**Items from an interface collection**
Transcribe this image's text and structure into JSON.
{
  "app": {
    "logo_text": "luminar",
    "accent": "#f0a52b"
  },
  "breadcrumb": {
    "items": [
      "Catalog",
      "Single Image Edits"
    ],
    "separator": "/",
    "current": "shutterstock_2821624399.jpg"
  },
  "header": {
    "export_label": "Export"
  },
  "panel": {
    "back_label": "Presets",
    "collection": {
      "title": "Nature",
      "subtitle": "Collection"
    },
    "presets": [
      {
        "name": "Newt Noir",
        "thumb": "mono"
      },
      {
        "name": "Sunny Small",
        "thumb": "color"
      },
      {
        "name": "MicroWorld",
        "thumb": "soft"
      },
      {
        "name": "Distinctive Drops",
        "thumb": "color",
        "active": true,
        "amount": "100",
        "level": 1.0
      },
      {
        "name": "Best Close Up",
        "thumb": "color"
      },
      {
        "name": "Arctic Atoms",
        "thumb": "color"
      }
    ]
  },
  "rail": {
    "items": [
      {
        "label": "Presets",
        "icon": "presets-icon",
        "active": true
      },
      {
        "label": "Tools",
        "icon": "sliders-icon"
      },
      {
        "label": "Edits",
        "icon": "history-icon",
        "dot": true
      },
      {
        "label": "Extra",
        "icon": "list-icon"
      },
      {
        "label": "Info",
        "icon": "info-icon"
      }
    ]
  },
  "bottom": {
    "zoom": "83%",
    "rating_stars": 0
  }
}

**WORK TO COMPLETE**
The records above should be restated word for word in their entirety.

**ANSWER SPACE**
Transcribe this image's text and structure into JSON.
{
  "app": {
    "logo_text": "luminar",
    "accent": "#f0a52b"
  },
  "breadcrumb": {
    "items": [
      "Catalog",
      "Single Image Edits"
    ],
    "separator": "/",
    "current": "shutterstock_2821624399.jpg"
  },
  "header": {
    "export_label": "Export"
  },
  "panel": {
    "back_label": "Presets",
    "collection": {
      "title": "Nature",
      "subtitle": "Collection"
    },
    "presets": [
      {
        "name": "Newt Noir",
        "thumb": "mono"
      },
      {
        "name": "Sunny Small",
        "thumb": "color"
      },
      {
        "name": "MicroWorld",
        "thumb": "soft"
      },
      {
        "name": "Distinctive Drops",
        "thumb": "color",
        "active": true,
        "amount": "100",
        "level": 1.0
      },
      {
        "name": "Best Close Up",
        "thumb": "color"
      },
      {
        "name": "Arctic Atoms",
        "thumb": "color"
      }
    ]
  },
  "rail": {
    "items": [
      {
        "label": "Presets",
        "icon": "presets-icon",
        "active": true
      },
      {
        "label": "Tools",
        "icon": "sliders-icon"
      },
      {
        "label": "Edits",
        "icon": "history-icon",
        "dot": true
      },
      {
        "label": "Extra",
        "icon": "list-icon"
      },
      {
        "label": "Info",
        "icon": "info-icon"
      }
    ]
  },
  "bottom": {
    "zoom": "83%",
    "rating_stars": 0
  }
}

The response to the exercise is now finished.